> [Problem requirements] Could you say how many lines below contain the word "AUDUSD"? Give the number with no other text.

Data entries:
<<<<

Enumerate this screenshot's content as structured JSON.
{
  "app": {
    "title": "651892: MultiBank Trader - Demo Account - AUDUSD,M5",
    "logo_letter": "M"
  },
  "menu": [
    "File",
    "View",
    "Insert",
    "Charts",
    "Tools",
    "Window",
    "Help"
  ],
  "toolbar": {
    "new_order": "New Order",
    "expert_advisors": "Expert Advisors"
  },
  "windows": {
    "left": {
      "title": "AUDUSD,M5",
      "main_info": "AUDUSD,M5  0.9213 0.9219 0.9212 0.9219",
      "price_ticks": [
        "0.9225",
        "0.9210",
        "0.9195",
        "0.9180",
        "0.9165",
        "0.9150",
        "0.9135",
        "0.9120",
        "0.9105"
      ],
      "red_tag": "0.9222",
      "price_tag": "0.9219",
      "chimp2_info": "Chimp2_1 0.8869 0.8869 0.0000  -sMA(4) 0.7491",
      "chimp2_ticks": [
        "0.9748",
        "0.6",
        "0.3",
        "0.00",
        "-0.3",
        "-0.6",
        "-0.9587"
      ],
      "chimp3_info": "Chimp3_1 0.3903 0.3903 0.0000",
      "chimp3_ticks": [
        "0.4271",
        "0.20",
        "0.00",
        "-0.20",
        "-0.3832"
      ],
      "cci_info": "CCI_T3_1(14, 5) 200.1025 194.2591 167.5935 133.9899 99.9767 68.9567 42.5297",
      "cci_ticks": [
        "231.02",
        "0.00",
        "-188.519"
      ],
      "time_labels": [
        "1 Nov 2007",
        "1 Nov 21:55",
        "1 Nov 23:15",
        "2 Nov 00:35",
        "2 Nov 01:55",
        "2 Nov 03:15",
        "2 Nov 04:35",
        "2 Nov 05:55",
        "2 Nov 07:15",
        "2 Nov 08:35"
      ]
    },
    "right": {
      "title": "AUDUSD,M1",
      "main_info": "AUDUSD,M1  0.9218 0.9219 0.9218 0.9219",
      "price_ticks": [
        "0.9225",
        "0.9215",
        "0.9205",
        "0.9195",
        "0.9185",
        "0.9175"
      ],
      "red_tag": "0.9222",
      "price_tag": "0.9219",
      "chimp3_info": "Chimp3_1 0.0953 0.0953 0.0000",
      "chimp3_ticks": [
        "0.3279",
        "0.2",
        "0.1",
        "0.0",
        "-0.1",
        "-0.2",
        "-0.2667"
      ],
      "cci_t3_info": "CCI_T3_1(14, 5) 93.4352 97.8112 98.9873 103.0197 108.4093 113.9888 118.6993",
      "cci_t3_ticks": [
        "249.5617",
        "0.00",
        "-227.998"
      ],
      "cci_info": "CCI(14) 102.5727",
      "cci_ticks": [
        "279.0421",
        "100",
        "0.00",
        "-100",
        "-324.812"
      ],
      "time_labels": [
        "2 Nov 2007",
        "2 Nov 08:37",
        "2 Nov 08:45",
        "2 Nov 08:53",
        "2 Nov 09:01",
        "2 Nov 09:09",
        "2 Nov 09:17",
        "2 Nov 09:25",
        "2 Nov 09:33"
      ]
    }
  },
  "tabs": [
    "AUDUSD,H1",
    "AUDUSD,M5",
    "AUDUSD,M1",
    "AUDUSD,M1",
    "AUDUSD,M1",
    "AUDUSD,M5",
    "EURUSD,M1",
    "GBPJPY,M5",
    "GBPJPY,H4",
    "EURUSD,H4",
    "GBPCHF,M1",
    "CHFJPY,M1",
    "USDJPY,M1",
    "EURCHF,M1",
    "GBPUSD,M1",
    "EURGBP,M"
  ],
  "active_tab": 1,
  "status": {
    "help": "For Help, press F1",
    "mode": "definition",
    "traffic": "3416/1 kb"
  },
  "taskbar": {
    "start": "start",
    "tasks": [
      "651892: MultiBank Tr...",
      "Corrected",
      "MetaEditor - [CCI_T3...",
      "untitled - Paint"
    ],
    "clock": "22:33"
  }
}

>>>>

> [Exercise solution] 11